Modeling temporally-regulated effects on distributions
Author(s)Mueller, Jonas Weylin
Massachusetts Institute of Technology. Department of Electrical Engineering and Computer Science.
Tommi S. Jaakkola and David K. Gifford.
MetadataShow full item record
We present a nonparametric framework for modeling an evolving sequence of (estimated) probability distributions which distinguishes the effects of sequential progression on the observed distribution from extraneous sources of noise (i.e. latent variables which perturb the distributions independently of the sequence-index). To discriminate between these two types of variation, our methods leverage the underlying assumption that the effects of sequential-progression follow a consistent trend. Our methods are motivated by the recent rise of single-cell RNA-sequencing time course experiments, in which an important analytic goal is the identification of genes relevant to the progression of a biological process of interest at cellular resolution. As existing statistical tools are not suited for this task, we introduce a new regression model for (ordinal-value , univariate-distribution) covariate-response pairs where the class of regression-functions reflects coherent changes to the distributions over increasing levels of the covariate, a concept we refer to as trends in distributions. Through simulation study and extensive application of our ideas to data from recent single-cell gene-expression time course experiments, we demonstrate numerous strengths of our framework. Finally, we characterize both theoretical properties of the proposed estimators and the generality of our trend-assumption across diverse types of underlying sequential-progression effects, thus highlighting the utility of our framework for a wide variety of other applications involving the analysis of distributions with associated ordinal labels.

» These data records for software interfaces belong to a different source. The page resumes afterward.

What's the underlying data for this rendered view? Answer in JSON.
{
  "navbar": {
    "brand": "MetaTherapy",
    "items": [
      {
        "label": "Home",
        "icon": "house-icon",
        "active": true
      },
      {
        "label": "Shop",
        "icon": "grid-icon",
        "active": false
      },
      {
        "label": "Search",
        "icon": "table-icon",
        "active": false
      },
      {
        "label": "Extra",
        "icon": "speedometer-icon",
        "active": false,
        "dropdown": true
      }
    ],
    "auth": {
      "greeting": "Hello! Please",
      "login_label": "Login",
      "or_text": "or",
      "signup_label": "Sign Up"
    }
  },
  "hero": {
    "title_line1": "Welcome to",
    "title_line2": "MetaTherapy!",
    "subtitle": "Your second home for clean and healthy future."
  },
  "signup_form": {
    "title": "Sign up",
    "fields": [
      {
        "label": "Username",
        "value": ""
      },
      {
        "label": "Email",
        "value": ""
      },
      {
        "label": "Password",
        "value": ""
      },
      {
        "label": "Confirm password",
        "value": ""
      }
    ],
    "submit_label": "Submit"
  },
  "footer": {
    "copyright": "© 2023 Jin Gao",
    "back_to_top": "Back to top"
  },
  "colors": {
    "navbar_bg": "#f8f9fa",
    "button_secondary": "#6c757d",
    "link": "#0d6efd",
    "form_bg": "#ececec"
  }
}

Thesis: S.M. in Computer Science and Engineering, Massachusetts Institute of Technology, Department of Electrical Engineering and Computer Science, 2015.Cataloged from PDF version of thesis.Includes bibliographical references (pages 75-79).
DepartmentMassachusetts Institute of Technology. Department of Electrical Engineering and Computer Science.; Massachusetts Institute of Technology. Department of Electrical Engineering and Computer Science
Massachusetts Institute of Technology
Electrical Engineering and Computer Science.